## WORK ITEM
Check the material that follows and say how many lines include the string "JSON", giving the number alone.

## MATERIALS PROVIDED

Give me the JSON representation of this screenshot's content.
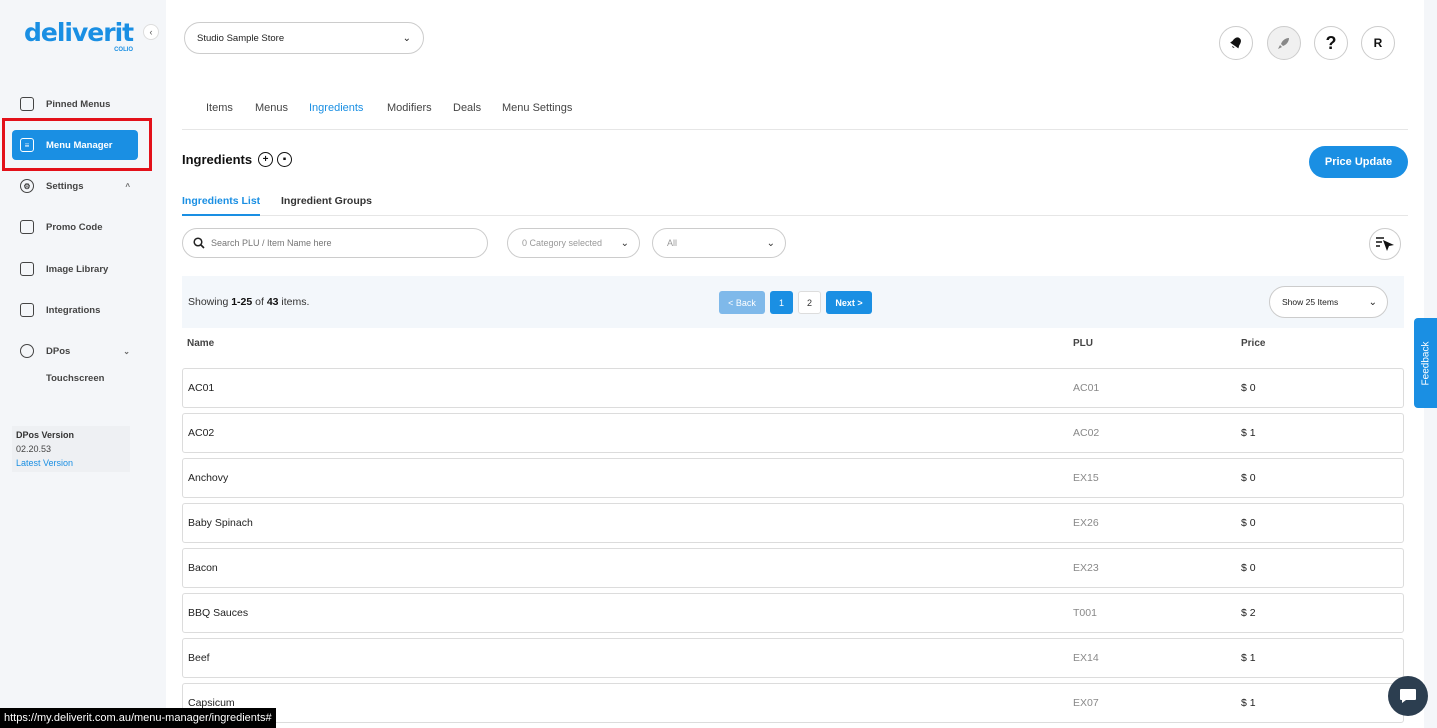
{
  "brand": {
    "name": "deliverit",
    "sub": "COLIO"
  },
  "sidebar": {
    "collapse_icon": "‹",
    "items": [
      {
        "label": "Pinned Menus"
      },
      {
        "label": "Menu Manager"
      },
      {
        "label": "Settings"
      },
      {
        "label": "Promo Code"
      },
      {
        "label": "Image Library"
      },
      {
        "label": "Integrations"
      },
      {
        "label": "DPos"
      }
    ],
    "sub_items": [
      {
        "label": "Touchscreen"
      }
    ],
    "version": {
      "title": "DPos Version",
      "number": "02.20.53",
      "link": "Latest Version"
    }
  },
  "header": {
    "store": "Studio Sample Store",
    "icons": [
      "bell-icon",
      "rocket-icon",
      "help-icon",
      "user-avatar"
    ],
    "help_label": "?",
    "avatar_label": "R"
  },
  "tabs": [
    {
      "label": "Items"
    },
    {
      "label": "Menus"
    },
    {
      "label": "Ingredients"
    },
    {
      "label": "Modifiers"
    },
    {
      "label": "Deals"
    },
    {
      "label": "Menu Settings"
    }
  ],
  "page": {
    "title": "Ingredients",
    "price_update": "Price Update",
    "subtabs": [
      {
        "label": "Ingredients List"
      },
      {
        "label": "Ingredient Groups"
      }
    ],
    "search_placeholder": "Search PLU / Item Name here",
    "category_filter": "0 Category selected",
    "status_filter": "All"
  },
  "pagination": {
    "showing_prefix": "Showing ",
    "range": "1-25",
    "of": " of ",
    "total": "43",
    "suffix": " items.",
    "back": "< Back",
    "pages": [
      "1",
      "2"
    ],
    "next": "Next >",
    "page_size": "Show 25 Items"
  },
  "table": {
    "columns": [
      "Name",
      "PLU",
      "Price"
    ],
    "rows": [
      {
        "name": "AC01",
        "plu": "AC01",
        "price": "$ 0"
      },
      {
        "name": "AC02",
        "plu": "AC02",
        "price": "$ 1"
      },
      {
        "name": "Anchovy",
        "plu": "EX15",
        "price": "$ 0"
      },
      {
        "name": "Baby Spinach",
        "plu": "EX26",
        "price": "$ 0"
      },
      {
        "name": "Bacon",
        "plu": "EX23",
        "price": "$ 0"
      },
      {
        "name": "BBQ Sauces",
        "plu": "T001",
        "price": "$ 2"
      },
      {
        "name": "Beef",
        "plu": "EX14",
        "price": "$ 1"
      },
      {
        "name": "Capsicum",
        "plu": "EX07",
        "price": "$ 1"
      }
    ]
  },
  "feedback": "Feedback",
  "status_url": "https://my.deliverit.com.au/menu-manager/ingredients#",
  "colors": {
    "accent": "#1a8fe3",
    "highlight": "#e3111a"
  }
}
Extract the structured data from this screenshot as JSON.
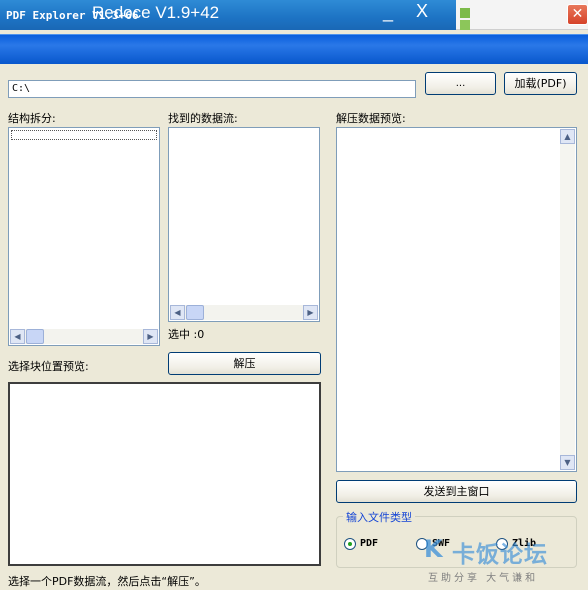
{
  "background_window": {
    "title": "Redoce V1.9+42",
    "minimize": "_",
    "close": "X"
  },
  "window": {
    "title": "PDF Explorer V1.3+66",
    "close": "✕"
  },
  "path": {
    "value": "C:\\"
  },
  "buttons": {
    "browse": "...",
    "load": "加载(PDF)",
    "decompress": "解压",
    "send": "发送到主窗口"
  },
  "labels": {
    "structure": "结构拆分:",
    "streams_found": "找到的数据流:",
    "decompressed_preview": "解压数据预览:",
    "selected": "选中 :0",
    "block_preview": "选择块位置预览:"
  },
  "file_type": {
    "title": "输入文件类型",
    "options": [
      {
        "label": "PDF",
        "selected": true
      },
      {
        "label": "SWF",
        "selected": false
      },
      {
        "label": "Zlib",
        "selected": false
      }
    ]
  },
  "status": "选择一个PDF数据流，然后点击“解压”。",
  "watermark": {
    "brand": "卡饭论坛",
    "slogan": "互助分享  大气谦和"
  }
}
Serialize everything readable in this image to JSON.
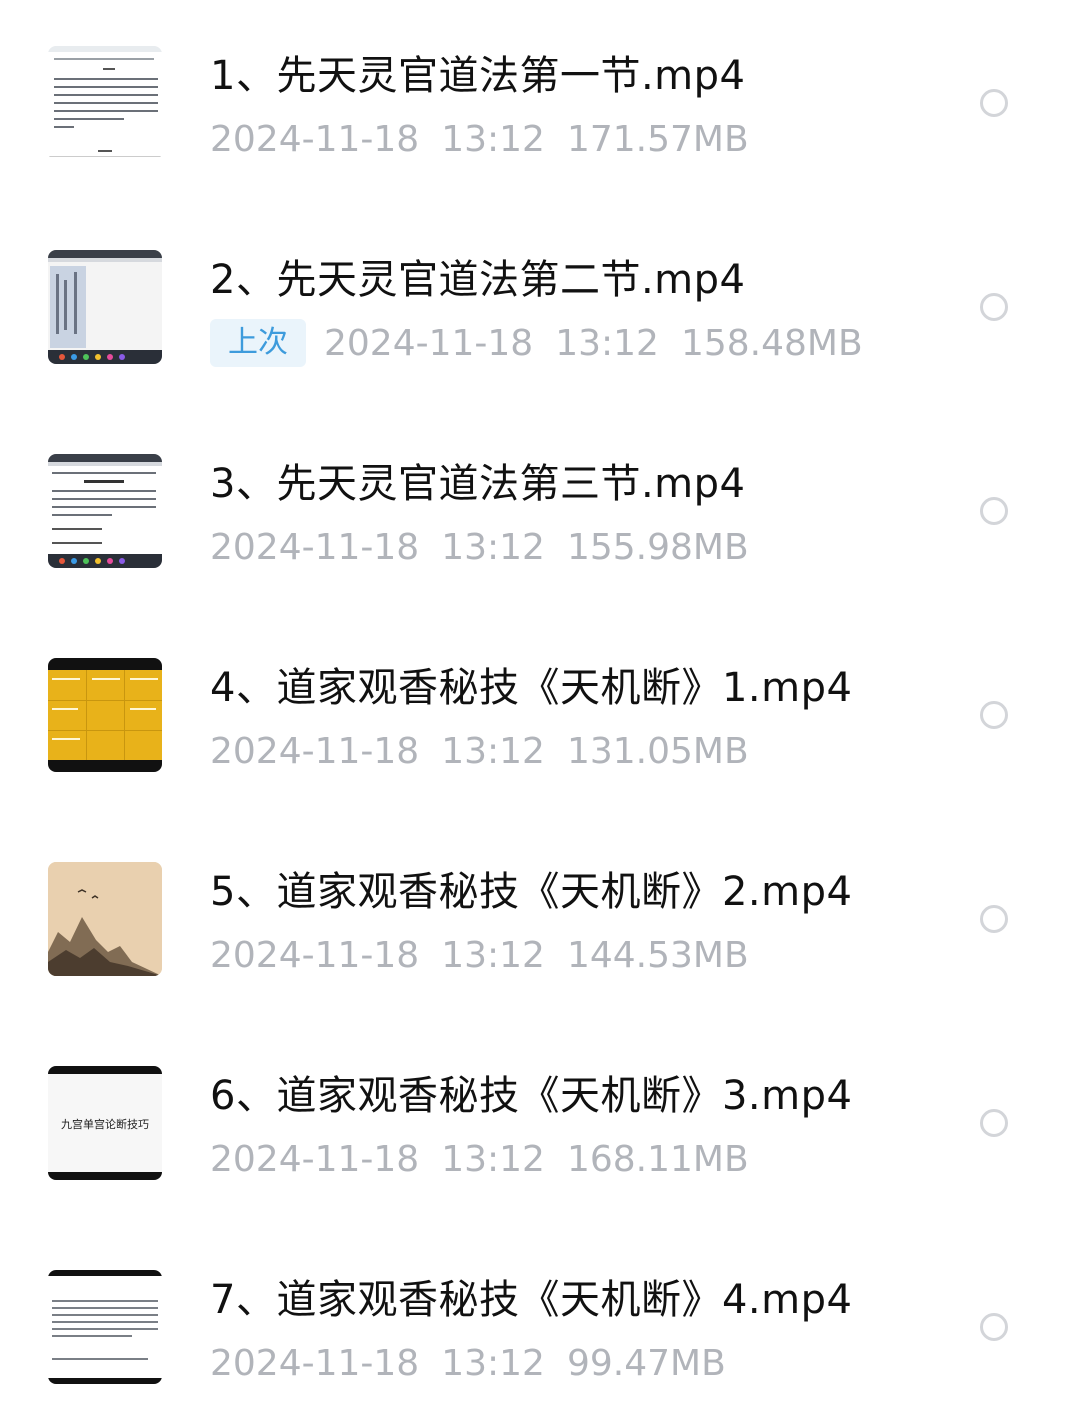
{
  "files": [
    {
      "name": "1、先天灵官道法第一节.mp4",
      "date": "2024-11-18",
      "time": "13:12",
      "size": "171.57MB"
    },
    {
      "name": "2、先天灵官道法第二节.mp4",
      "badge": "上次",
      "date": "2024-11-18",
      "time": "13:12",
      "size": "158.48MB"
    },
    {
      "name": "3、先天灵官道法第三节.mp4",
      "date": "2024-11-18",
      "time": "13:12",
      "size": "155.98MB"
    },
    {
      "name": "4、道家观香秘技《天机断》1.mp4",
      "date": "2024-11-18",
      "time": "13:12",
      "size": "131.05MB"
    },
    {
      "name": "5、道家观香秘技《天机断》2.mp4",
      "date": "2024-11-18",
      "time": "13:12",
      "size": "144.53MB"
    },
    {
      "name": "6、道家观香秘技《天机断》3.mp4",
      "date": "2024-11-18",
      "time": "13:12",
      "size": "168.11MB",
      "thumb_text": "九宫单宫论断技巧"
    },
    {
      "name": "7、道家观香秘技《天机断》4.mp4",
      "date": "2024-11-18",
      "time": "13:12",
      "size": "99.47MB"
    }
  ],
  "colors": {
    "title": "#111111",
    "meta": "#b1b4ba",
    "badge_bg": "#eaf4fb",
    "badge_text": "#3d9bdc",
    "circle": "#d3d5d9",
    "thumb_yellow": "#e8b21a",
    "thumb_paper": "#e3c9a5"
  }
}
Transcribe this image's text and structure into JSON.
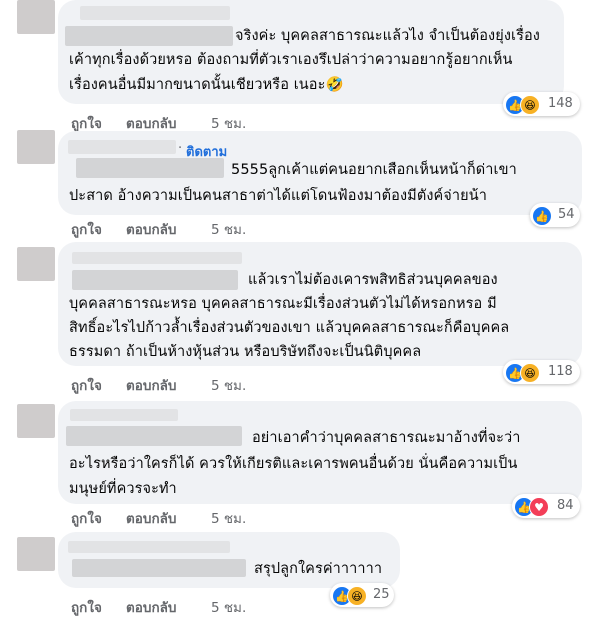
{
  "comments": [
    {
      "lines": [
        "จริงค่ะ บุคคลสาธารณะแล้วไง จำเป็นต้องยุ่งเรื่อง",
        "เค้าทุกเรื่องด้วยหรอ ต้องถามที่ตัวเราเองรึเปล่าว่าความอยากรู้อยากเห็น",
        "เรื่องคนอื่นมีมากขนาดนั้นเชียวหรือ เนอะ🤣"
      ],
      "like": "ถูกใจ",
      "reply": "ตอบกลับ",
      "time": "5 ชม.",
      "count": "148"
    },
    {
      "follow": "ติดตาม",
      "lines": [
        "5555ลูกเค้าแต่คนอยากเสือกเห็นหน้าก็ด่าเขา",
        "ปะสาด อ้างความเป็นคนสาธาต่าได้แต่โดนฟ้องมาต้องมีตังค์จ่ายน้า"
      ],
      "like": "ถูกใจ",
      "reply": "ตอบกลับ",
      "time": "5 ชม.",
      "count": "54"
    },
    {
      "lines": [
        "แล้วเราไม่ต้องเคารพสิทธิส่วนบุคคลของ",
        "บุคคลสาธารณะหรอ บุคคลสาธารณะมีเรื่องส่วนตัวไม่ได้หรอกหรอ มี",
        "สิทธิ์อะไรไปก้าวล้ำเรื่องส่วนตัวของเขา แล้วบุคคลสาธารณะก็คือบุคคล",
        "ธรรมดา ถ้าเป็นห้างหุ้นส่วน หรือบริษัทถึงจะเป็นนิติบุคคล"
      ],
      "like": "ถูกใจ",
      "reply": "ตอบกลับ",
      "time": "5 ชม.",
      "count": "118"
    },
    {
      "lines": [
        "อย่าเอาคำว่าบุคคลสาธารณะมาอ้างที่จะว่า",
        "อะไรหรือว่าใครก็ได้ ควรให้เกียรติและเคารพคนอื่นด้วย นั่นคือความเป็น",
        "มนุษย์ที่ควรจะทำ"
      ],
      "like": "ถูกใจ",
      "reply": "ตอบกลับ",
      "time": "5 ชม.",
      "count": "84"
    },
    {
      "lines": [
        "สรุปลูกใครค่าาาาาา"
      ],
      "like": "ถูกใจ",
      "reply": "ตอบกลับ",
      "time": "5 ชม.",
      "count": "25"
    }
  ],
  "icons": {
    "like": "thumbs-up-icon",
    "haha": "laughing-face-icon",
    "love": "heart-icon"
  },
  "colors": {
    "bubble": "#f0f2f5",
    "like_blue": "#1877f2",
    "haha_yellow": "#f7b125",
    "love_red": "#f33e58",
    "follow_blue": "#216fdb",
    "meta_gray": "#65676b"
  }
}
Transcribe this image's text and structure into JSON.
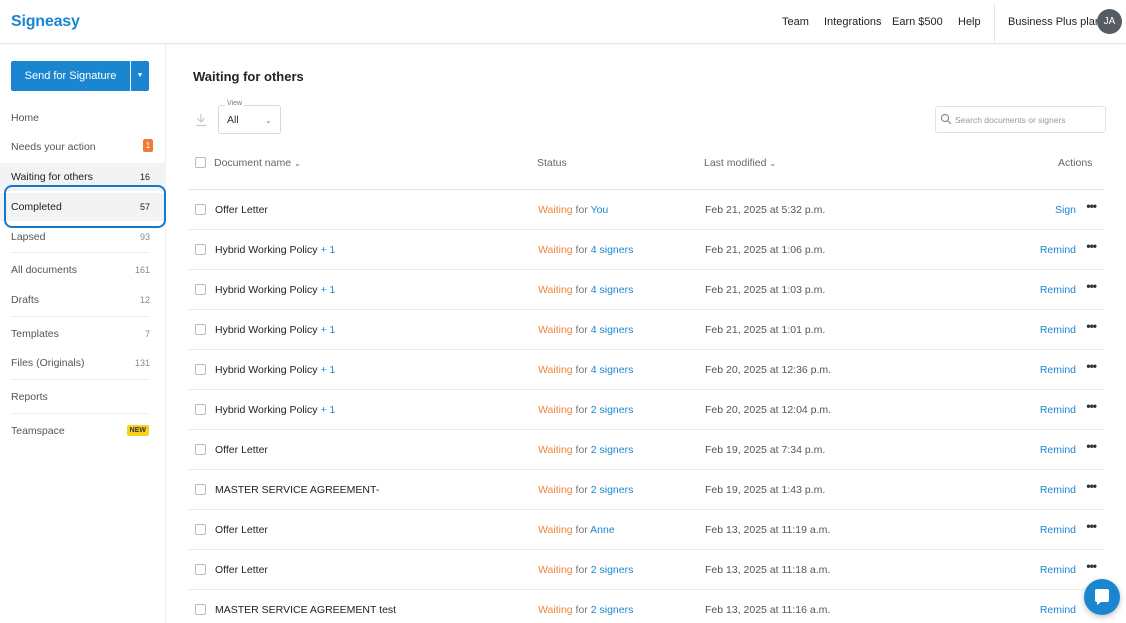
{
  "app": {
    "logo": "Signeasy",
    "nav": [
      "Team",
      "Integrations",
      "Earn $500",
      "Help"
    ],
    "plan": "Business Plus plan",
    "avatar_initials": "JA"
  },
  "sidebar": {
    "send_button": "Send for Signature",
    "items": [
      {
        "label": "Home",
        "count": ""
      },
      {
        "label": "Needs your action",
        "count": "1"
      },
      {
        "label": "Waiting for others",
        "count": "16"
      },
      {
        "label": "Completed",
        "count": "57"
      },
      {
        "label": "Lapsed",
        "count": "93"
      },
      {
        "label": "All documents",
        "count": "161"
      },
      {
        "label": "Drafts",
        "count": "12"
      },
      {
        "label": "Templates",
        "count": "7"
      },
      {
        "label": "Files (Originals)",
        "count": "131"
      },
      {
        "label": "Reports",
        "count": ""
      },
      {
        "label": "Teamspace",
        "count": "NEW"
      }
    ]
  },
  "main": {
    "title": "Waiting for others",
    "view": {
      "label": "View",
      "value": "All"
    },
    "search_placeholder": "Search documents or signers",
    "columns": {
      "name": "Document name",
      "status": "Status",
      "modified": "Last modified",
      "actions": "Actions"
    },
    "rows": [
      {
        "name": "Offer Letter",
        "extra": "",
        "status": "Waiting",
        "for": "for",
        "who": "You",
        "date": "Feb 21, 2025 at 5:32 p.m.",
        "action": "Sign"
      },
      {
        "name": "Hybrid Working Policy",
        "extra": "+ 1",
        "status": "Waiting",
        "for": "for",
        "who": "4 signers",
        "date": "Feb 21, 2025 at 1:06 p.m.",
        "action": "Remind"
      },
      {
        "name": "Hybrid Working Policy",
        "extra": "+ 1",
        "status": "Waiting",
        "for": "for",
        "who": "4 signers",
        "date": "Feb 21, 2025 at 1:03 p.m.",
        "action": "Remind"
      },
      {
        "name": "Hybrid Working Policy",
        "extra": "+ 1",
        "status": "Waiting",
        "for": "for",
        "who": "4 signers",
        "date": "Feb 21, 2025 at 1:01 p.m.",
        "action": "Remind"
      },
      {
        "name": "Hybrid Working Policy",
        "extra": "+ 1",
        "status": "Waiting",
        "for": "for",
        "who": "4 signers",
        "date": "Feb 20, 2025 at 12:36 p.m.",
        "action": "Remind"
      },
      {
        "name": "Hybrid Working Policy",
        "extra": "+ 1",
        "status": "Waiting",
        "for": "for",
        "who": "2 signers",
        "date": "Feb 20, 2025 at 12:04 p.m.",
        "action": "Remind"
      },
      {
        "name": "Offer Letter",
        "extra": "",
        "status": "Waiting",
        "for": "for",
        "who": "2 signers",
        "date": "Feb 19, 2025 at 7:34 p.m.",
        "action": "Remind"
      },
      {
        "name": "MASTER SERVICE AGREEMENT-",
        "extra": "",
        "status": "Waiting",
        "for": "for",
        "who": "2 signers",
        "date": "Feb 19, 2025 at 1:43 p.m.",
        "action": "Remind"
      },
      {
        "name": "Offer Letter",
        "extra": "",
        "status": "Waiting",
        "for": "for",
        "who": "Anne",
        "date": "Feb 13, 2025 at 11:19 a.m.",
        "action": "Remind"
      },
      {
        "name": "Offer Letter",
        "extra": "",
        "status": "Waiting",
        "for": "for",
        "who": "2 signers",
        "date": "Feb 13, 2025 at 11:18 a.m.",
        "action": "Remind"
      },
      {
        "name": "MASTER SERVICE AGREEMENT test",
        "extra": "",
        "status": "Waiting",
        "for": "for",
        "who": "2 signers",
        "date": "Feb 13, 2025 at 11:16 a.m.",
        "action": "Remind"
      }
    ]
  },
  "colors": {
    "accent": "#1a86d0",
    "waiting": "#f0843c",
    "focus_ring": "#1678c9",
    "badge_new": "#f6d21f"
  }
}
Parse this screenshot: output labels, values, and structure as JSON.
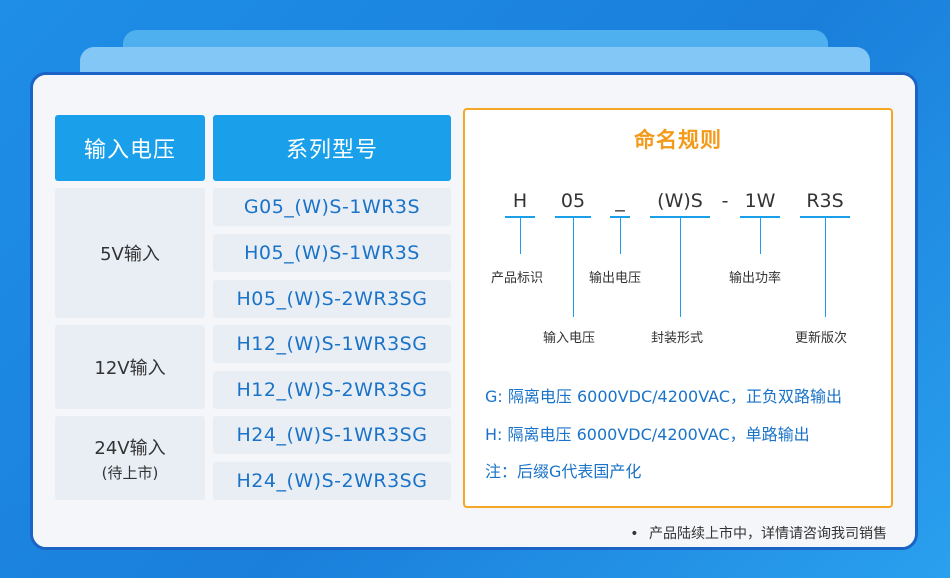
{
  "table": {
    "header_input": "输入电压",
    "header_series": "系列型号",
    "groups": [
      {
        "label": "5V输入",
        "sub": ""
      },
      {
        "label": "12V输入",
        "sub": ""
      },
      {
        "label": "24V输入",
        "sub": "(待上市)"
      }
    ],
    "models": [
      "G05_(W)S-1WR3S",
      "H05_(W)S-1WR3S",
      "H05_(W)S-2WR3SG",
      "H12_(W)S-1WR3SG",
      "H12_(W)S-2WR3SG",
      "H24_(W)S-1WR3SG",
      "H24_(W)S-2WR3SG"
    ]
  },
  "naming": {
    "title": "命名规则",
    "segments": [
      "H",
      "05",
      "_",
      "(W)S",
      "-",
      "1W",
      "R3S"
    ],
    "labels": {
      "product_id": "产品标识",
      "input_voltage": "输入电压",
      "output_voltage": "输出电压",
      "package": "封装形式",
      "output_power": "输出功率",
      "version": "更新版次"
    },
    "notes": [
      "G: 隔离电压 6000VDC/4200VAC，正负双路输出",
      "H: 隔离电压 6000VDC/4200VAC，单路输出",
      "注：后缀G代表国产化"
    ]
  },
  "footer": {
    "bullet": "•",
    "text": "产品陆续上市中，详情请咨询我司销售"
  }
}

## TASK ANSWER
6